Sings-to-Trees was the sort of elf that the other elves find a little embarassing in their dedication to nature. He loved all earth’s creatures, even the stinky and vicious ones. He could wax eloquent about the majestic buzzard, the worthy slime mold, the noble carrion fly. He used every part of the buffalo, including bits that the buffalo might have preferred he throw away. He knew things about compost that compost itself was previously unaware of.Even he, however, had to admit there was something unloveable—maybe the foul odor, maybe the low IQ, quite possibly the tendency to bite its own head off as a defensive response*—about the festering dodochicken. - Ursula Vernon
                                                            
*Its somewhat novel reasoning was that nothing could possibly hurt it if it took itself out first.

“You just always have to be the center of attention don’t you?” - Ursula Vernon

So I’m trying to crank out art for Trinoc, and I’m just drawing a total blank on the standard fantasy things. And for some reason, probably because it’s late, and I haven’t had a chance to do more Digger for weeks and I’m itchy, I start doodling wombats, and somehow I get the idea that hey, a Wombat Tarot would be great!So here’s “The Hermit” from the non-existant Wombat Tarot. It’s done on matboard, because when I’m punchy, I can’t tell matboard from illo board, but that’s okay—you can watercolor on matboard and get a nice texture, if you don’t mind that the stuff is terrible unforgiving and takes forever to dry. - Ursula Vernon


A little limited edition miniprint for HeroesCon 08. Didn’t sell, but I liked the design anyway. - Ursula Vernon

One of the set of Chinese zodiac tiles.Free to use as icon. - Ursula Vernon


Dead Dragon Breakfast Blend…strong, full-bodied, and gets you back up on your hind legs after a long night storming the countryside.When the peasants come with pitchforks, though, you’re on your own. - Ursula Vernon

I saw a pair of mergansers out on the pond by my apartment t’other day, and wanted to paint one. The males barely look real. More Klimtian stuff, with a hint of Michael Parkes thrown in… - Ursula Vernon

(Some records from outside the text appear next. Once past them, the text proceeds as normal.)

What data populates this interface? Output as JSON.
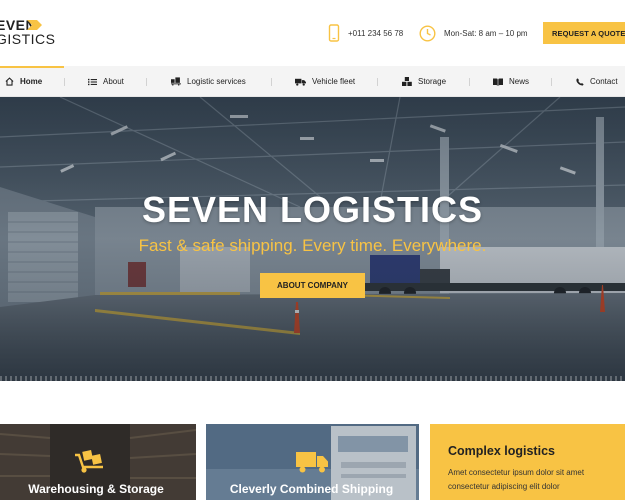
{
  "brand": {
    "line1": "EVEN",
    "line2": "GISTICS",
    "accent": "#f8c344"
  },
  "header": {
    "phone": "+011 234 56 78",
    "hours": "Mon-Sat: 8 am – 10 pm",
    "quote_label": "REQUEST A QUOTE"
  },
  "nav": {
    "items": [
      {
        "label": "Home",
        "icon": "home-icon",
        "active": true
      },
      {
        "label": "About",
        "icon": "list-icon"
      },
      {
        "label": "Logistic services",
        "icon": "boxes-truck-icon"
      },
      {
        "label": "Vehicle fleet",
        "icon": "truck-icon"
      },
      {
        "label": "Storage",
        "icon": "boxes-icon"
      },
      {
        "label": "News",
        "icon": "book-icon"
      },
      {
        "label": "Contact",
        "icon": "phone-icon"
      }
    ]
  },
  "hero": {
    "title": "SEVEN LOGISTICS",
    "subtitle": "Fast & safe shipping. Every time. Everywhere.",
    "button_label": "ABOUT COMPANY"
  },
  "cards": [
    {
      "title": "Warehousing & Storage",
      "icon": "hand-truck-icon"
    },
    {
      "title": "Cleverly Combined Shipping",
      "icon": "truck-icon"
    },
    {
      "title": "Complex logistics",
      "text": "Amet consectetur ipsum dolor sit amet consectetur adipiscing elit dolor"
    }
  ]
}
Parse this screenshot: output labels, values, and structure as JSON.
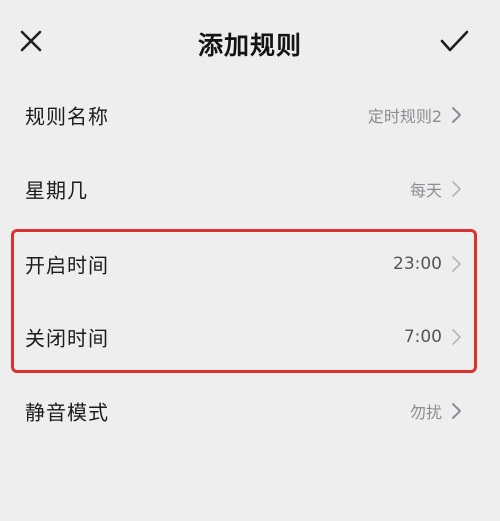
{
  "header": {
    "title": "添加规则"
  },
  "rows": [
    {
      "label": "规则名称",
      "value": "定时规则2"
    },
    {
      "label": "星期几",
      "value": "每天"
    },
    {
      "label": "开启时间",
      "value": "23:00"
    },
    {
      "label": "关闭时间",
      "value": "7:00"
    },
    {
      "label": "静音模式",
      "value": "勿扰"
    }
  ],
  "colors": {
    "background": "#eeeeee",
    "text": "#1c1c1c",
    "value_text": "#8d8d95",
    "chevron": "#9a9aa8",
    "highlight": "#d9322f"
  },
  "icons": {
    "close": "close-icon",
    "confirm": "checkmark-icon",
    "chevron": "chevron-right-icon"
  }
}
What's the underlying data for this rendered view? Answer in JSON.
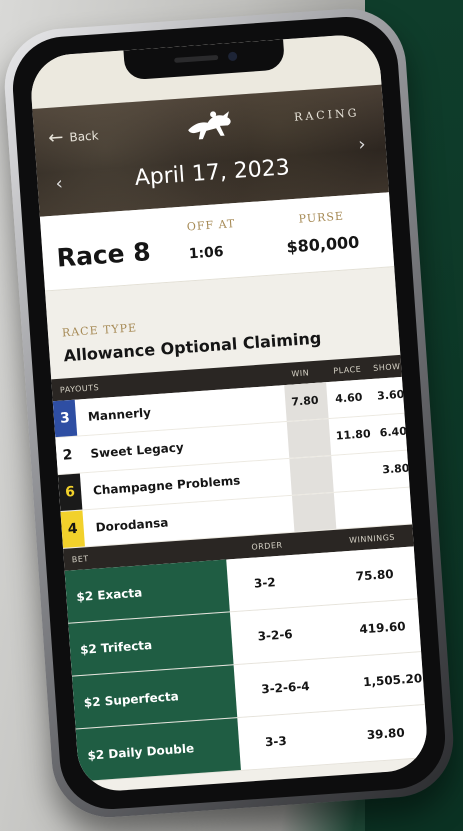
{
  "colors": {
    "brand_green": "#1f5d43",
    "gold_label": "#a68a55",
    "dark_header": "#2a2623",
    "post_3": "#2e4ea3",
    "post_6": "#1a1a1a",
    "post_4": "#f2d12b"
  },
  "header": {
    "back_label": "Back",
    "brand": "RACING",
    "logo_icon": "horse-jockey-icon",
    "date": "April 17, 2023"
  },
  "race": {
    "title": "Race 8",
    "off_at_label": "OFF AT",
    "off_at_value": "1:06",
    "purse_label": "PURSE",
    "purse_value": "$80,000",
    "race_type_label": "RACE TYPE",
    "race_type_value": "Allowance Optional Claiming"
  },
  "payouts": {
    "label": "PAYOUTS",
    "col_win": "WIN",
    "col_place": "PLACE",
    "col_show": "SHOW",
    "rows": [
      {
        "num": "3",
        "name": "Mannerly",
        "win": "7.80",
        "place": "4.60",
        "show": "3.60"
      },
      {
        "num": "2",
        "name": "Sweet Legacy",
        "win": "",
        "place": "11.80",
        "show": "6.40"
      },
      {
        "num": "6",
        "name": "Champagne Problems",
        "win": "",
        "place": "",
        "show": "3.80"
      },
      {
        "num": "4",
        "name": "Dorodansa",
        "win": "",
        "place": "",
        "show": ""
      }
    ]
  },
  "bets": {
    "label": "BET",
    "col_order": "ORDER",
    "col_winnings": "WINNINGS",
    "rows": [
      {
        "name": "$2 Exacta",
        "order": "3-2",
        "winnings": "75.80"
      },
      {
        "name": "$2 Trifecta",
        "order": "3-2-6",
        "winnings": "419.60"
      },
      {
        "name": "$2 Superfecta",
        "order": "3-2-6-4",
        "winnings": "1,505.20"
      },
      {
        "name": "$2 Daily Double",
        "order": "3-3",
        "winnings": "39.80"
      }
    ]
  }
}
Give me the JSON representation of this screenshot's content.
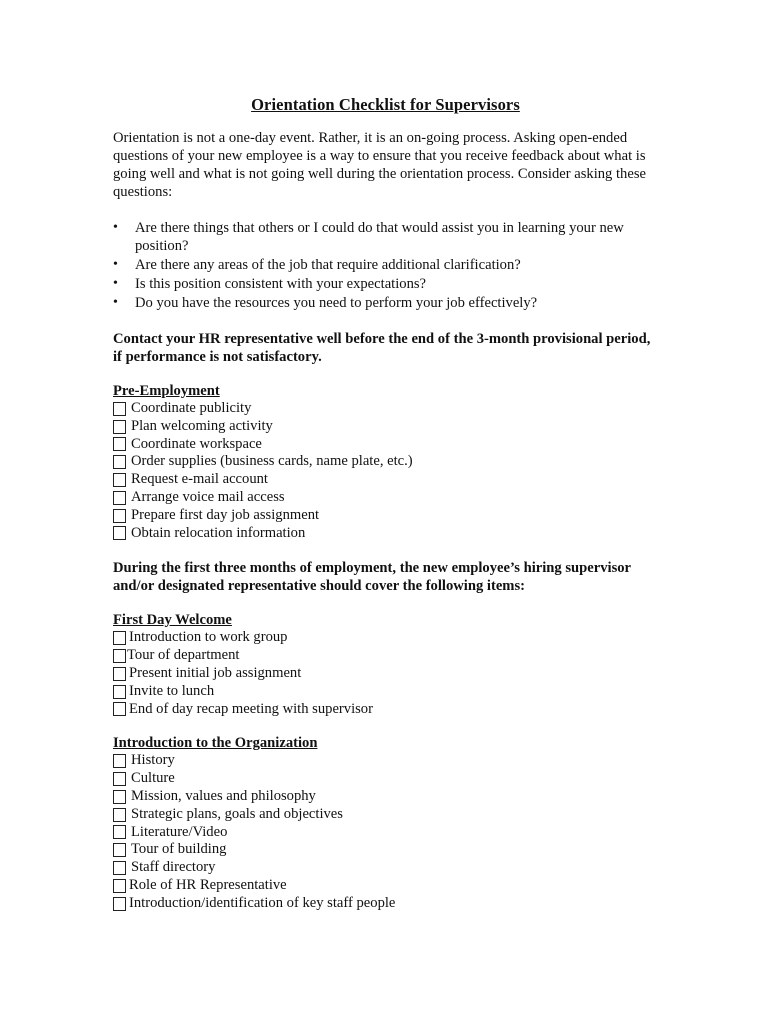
{
  "document": {
    "title": "Orientation Checklist for Supervisors",
    "intro": "Orientation is not a one-day event.  Rather, it is an on-going process.  Asking open-ended questions of your new employee is a way to ensure that you receive feedback about what is going well and what is not going well during the orientation process.  Consider asking these questions:",
    "bullet_glyph": "•",
    "questions": [
      "Are there things that others or I could do that would assist you in learning your new position?",
      "Are there any areas of the job that require additional clarification?",
      "Is this position consistent with your expectations?",
      "Do you have the resources you need to perform your job effectively?"
    ],
    "hr_note": "Contact your HR representative well before the end of the 3-month provisional period, if performance is not satisfactory.",
    "during_note": "During the first three months of employment, the new employee’s hiring supervisor and/or designated representative should cover the following items:",
    "sections": {
      "pre_employment": {
        "title": "Pre-Employment",
        "items": [
          {
            "label": "Coordinate publicity",
            "checked": false
          },
          {
            "label": "Plan welcoming activity",
            "checked": false
          },
          {
            "label": "Coordinate workspace",
            "checked": false
          },
          {
            "label": "Order supplies (business cards, name plate, etc.)",
            "checked": false
          },
          {
            "label": "Request e-mail account",
            "checked": false
          },
          {
            "label": "Arrange voice mail access",
            "checked": false
          },
          {
            "label": "Prepare first day job assignment",
            "checked": false
          },
          {
            "label": "Obtain relocation information",
            "checked": false
          }
        ]
      },
      "first_day": {
        "title": "First Day Welcome",
        "items": [
          {
            "label": "Introduction to work group",
            "checked": false
          },
          {
            "label": "Tour of department",
            "checked": false
          },
          {
            "label": "Present initial job assignment",
            "checked": false
          },
          {
            "label": "Invite to lunch",
            "checked": false
          },
          {
            "label": "End of day recap meeting with supervisor",
            "checked": false
          }
        ]
      },
      "organization": {
        "title": "Introduction to the Organization",
        "items": [
          {
            "label": "History",
            "checked": false
          },
          {
            "label": "Culture",
            "checked": false
          },
          {
            "label": "Mission, values and philosophy",
            "checked": false
          },
          {
            "label": "Strategic plans, goals and objectives",
            "checked": false
          },
          {
            "label": "Literature/Video",
            "checked": false
          },
          {
            "label": "Tour of building",
            "checked": false
          },
          {
            "label": "Staff directory",
            "checked": false
          },
          {
            "label": "Role of HR Representative",
            "checked": false
          },
          {
            "label": "Introduction/identification of key staff people",
            "checked": false
          }
        ]
      }
    }
  }
}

While the seeing-eye slug is good natured, never bites, and never gets overly excited, occasional problems do arise. But provided that the person being assisted doesn’t mind spending a lot of time in bars (as a result of the slug’s tendency to be attracted to open containers of beer) and doesn’t live in a climate where they salt the roads in winter, and above all, carries a couple of spare slugs with them in case the slug stops abruptly, it works out well enough. Acrylic, 9 x 12. I was musing about depth of field, and reading commentary by James Christiansen about his art taking place in these tiny, unreal spaces, like shadowboxes or theatre sets, and that made me want to try setting a few pieces in a similiarly small, shallow space. This was the first stab at it, featuring one of the little mouse-tailed gnomey guys from “Catching Kite-Moths” and I was pleased (and c’mon, who doesn’t love a seeing-eye slug?) - Ursula Vernon

I had this urge to paint rocks. Really, that was it. Rocks showed up and said “Paint us!” I do not argue with the rocks. Since the rocks needed something, and I had recently been looking at the art of Michael Sowa, who pops a lot of random bunnies into his art, I figured I could do worse than a random bunny.I don’t know quite why he’s there, but his name is definitely Archibald. I could see him showing up in another rock painting. There is something about a small bunny and massive rocks that I find vaguely appealling. It’s not a complex image, per se, but it definitely has rocks. (Also. Bunnies have hairy feet, not pads. I am aware of this, but have taken liberties.) - Ursula Vernon